Huntington county and earned the reputation of an able and painstaking
instructor. Having decided to devote his life to farming he engaged in
the same in his young manhood and has ever since been one of the
progressive farmers of Lancaster township and one of the public spirited
men of the community.
Mr. Ulrich was married December 24, 1887, to Miss Florence Morrow,
daughter of James Morrow, one of the pioneer farmers of the township of
Wayne. Mrs. Ulrich was born September 14, 1863, and is the mother of one
child, Earnest, whose birth occurred on the 5th day of October 1898. She
has opened her heart and home to another, an orphan by the name of Olive
Brown, whom she is raising and educating as her own, and for whom she
proposes to make ample provision for the future.
Mr. Ulrich belongs to the Republican school of politics, being earnest in
the support of his convictions and an active worker in the party. He has
served as committeeman from his township for several years, and is
usually chosen to represent Lancaster in conventions when candidates are
to be nominated. In 1894 he was elected trustee of the township by a
handsome majority over a popular opponent, and discharged the duties of
the office with commendable fidelity until the fall of 1900. His long
continuance in this position of trust by the people is a sufficient
tribute to his efficiency and fitness for public place; but aside from
this he has never solicited honors of any kind at the hands of his fellow
citizens, nor sought the emoluments of office.
As a son of one of the early pioneers Mr. Ulrich has witnessed many
remarkable transformations of the forests of Lancaster into beautiful
farms; the development of its former waste places into gardens of beauty;
besides bearing his part in this process of growth which places this
section of the county at the very front in all that pertains to an
advanced stage of civilization and enlightenment.
As a farmer Mr. Ulrich keeps himself fully abreast the times, and his
business enterprises, which have in the main proved successful, have
never been jeopardized by the mania for injudicious speculation. He now
enjoys, with his wife and the two children under his roof, an ample
competence of this world's goods, and with vigorous health has every
reason to prophesy a long and prosperous future.
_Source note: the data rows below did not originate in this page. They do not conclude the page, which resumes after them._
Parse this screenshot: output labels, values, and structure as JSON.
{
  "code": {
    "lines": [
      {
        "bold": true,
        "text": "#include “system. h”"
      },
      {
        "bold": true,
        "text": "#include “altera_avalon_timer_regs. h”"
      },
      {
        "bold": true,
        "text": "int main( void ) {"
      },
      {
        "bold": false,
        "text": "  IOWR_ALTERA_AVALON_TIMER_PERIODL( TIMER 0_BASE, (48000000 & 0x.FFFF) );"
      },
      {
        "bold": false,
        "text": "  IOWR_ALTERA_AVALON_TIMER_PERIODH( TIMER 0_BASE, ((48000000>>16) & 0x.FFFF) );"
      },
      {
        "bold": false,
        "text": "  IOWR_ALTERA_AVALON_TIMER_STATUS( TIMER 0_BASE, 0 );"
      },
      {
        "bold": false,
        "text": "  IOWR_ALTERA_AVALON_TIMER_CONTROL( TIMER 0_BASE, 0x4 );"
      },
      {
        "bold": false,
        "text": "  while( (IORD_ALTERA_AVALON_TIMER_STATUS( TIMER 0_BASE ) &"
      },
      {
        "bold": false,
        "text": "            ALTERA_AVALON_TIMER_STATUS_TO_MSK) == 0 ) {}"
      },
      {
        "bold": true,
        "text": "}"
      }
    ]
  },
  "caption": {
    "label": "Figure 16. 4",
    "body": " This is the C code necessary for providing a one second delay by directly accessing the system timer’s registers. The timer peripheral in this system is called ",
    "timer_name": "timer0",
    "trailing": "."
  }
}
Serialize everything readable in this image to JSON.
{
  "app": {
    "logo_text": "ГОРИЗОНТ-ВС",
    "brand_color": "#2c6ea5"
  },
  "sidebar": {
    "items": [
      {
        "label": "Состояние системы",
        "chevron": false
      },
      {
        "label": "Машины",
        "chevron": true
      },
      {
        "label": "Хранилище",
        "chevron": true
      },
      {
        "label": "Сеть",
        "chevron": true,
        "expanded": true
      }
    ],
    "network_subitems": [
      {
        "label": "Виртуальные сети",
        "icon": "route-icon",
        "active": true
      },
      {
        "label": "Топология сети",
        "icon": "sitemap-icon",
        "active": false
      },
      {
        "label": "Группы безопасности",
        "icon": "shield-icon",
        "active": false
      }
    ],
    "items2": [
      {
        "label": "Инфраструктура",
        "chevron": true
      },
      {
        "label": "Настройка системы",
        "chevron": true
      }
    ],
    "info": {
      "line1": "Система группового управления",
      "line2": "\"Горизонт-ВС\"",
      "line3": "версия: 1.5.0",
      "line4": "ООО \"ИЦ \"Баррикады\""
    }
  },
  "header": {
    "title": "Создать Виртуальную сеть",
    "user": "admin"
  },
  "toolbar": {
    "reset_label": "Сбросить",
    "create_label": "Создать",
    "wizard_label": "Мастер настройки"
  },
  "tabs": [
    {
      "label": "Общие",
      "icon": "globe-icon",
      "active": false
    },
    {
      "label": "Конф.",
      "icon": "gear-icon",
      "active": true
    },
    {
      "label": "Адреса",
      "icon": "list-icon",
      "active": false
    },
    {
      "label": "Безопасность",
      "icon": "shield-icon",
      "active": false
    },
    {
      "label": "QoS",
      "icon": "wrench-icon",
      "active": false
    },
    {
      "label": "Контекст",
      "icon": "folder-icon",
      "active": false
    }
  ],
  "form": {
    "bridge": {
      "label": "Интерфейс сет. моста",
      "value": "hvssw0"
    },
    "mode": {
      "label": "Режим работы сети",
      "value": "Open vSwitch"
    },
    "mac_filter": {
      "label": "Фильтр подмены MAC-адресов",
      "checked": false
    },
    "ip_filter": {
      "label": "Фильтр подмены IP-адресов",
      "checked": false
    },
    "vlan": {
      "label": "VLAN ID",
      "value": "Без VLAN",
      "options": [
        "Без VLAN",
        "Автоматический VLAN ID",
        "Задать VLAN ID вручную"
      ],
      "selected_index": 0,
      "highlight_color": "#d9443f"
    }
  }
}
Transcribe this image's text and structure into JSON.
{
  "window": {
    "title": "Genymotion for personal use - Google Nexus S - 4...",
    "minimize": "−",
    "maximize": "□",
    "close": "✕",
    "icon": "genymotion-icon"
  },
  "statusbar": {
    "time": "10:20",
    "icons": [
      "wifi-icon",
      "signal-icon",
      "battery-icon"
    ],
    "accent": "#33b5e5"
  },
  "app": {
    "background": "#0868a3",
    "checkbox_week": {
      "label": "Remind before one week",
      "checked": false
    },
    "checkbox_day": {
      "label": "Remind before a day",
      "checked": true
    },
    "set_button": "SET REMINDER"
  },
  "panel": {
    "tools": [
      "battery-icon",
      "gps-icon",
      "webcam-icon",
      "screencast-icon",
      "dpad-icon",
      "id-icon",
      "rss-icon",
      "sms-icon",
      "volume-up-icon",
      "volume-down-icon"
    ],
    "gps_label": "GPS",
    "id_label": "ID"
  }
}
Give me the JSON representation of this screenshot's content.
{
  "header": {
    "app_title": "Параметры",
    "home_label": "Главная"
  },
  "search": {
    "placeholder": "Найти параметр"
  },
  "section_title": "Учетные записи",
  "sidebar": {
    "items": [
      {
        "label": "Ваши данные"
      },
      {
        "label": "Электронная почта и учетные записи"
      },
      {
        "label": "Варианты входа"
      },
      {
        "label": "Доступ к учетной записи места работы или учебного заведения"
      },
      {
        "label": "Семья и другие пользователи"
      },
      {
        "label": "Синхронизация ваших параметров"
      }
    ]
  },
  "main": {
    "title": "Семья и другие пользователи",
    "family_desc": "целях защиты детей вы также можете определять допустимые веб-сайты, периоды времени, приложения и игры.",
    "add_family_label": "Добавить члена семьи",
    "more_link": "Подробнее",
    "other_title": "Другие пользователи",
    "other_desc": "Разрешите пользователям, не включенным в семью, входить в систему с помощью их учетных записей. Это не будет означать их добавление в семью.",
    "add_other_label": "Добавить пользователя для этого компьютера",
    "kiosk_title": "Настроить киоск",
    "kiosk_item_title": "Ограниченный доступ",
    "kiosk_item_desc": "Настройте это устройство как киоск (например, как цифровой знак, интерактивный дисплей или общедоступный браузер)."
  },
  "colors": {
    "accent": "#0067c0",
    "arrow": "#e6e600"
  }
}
He is an active member
of the German Baptist church, as is his wife, and stands high in the
confidence and esteem of his brethren by reason of his unselfish devotion
to the cause of religion and the numerous acts of kindness and charity
performed in the quiet and unostentatious manner so highly commended by
the Savior while upon the earth.